Work instructions:
The answer should consist of each line from the data below that includes "ByLayer".
── Dataset entries
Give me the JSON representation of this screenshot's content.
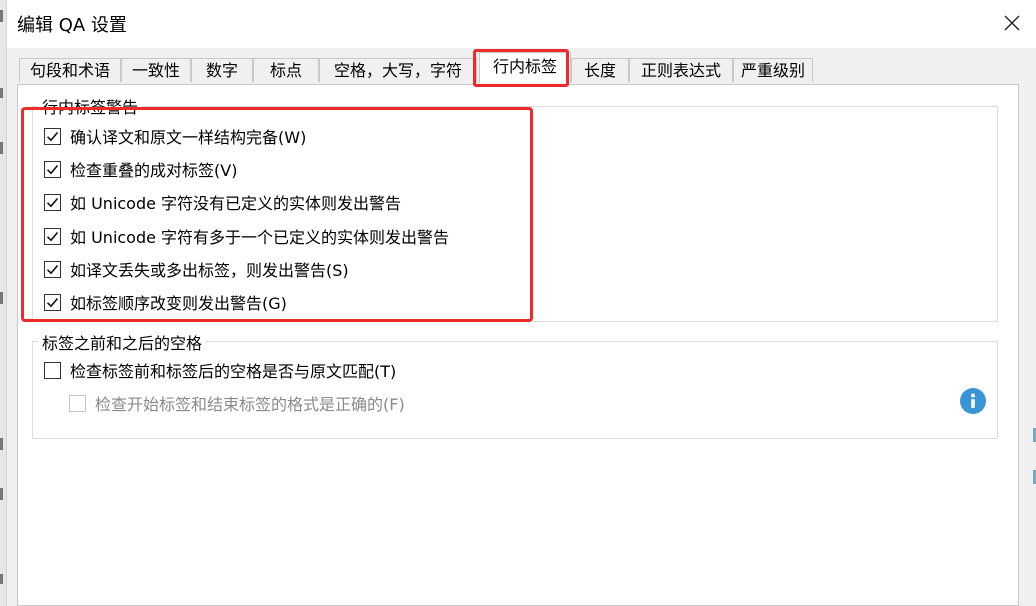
{
  "window": {
    "title": "编辑 QA 设置"
  },
  "tabs": [
    {
      "label": "句段和术语"
    },
    {
      "label": "一致性"
    },
    {
      "label": "数字"
    },
    {
      "label": "标点"
    },
    {
      "label": "空格，大写，字符"
    },
    {
      "label": "行内标签",
      "active": true
    },
    {
      "label": "长度"
    },
    {
      "label": "正则表达式"
    },
    {
      "label": "严重级别"
    }
  ],
  "group1": {
    "legend": "行内标签警告",
    "items": [
      {
        "label": "确认译文和原文一样结构完备(W)",
        "checked": true
      },
      {
        "label": "检查重叠的成对标签(V)",
        "checked": true
      },
      {
        "label": "如 Unicode 字符没有已定义的实体则发出警告",
        "checked": true
      },
      {
        "label": "如 Unicode 字符有多于一个已定义的实体则发出警告",
        "checked": true
      },
      {
        "label": "如译文丢失或多出标签，则发出警告(S)",
        "checked": true
      },
      {
        "label": "如标签顺序改变则发出警告(G)",
        "checked": true
      }
    ]
  },
  "group2": {
    "legend": "标签之前和之后的空格",
    "items": [
      {
        "label": "检查标签前和标签后的空格是否与原文匹配(T)",
        "checked": false,
        "enabled": true
      },
      {
        "label": "检查开始标签和结束标签的格式是正确的(F)",
        "checked": false,
        "enabled": false
      }
    ]
  },
  "icons": {
    "info": "info-icon",
    "close": "close-icon",
    "check": "checkmark-icon"
  },
  "colors": {
    "highlight": "#f02a2a",
    "info": "#3a95d6"
  }
}
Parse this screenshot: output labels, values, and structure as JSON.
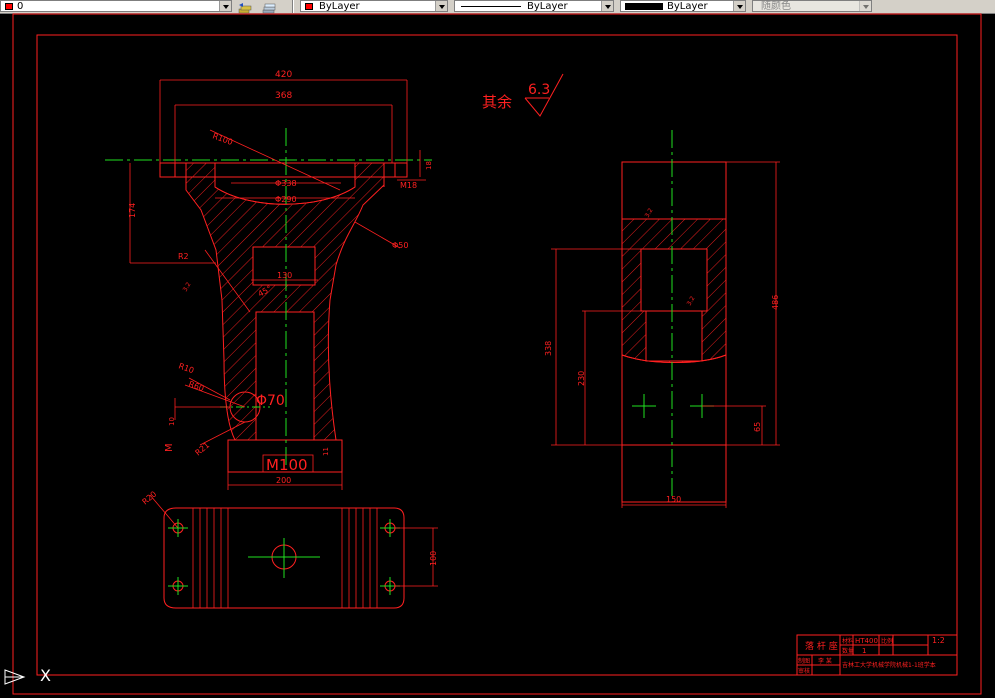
{
  "toolbar": {
    "layer_value": "0",
    "color_value": "ByLayer",
    "linetype_value": "ByLayer",
    "lineweight_value": "ByLayer",
    "plotstyle_value": "随颜色",
    "layer_color": "#ff0000",
    "color_swatch": "#ff0000",
    "lineweight_swatch": "#000000"
  },
  "drawing": {
    "roughness_prefix": "其余",
    "roughness_value": "6.3",
    "dims": {
      "d420": "420",
      "d368": "368",
      "r100": "R100",
      "phi338": "Φ338",
      "phi290": "Φ290",
      "m18": "M18",
      "d18": "18",
      "d174": "174",
      "r2": "R2",
      "phi50": "Φ50",
      "d130": "130",
      "a45": "45°",
      "r10": "R10",
      "r60": "R60",
      "d10": "10",
      "phi70": "Φ70",
      "r21": "R21",
      "m100": "M100",
      "d11": "11",
      "d200": "200",
      "m_side": "M",
      "r20": "R20",
      "d100": "100",
      "d338": "338",
      "d230": "230",
      "d486": "486",
      "d65": "65",
      "d150": "150",
      "s6a": "3.2",
      "s6b": "3.2",
      "s6c": "3.2"
    },
    "title_block": {
      "part_name": "落 杆 座",
      "material_label": "材料",
      "material": "HT400",
      "scale_label": "比例",
      "scale": "1:2",
      "qty_label": "数量",
      "qty": "1",
      "drawn_label": "制图",
      "checked_label": "审核",
      "school": "吉林工大学机械学院机械1-1班学本",
      "drawer": "李 某"
    }
  },
  "ucs": {
    "axis_label": "X"
  }
}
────
Solved problem:
    "color_value": "ByLayer",
    "linetype_value": "ByLayer",
    "lineweight_value": "ByLayer",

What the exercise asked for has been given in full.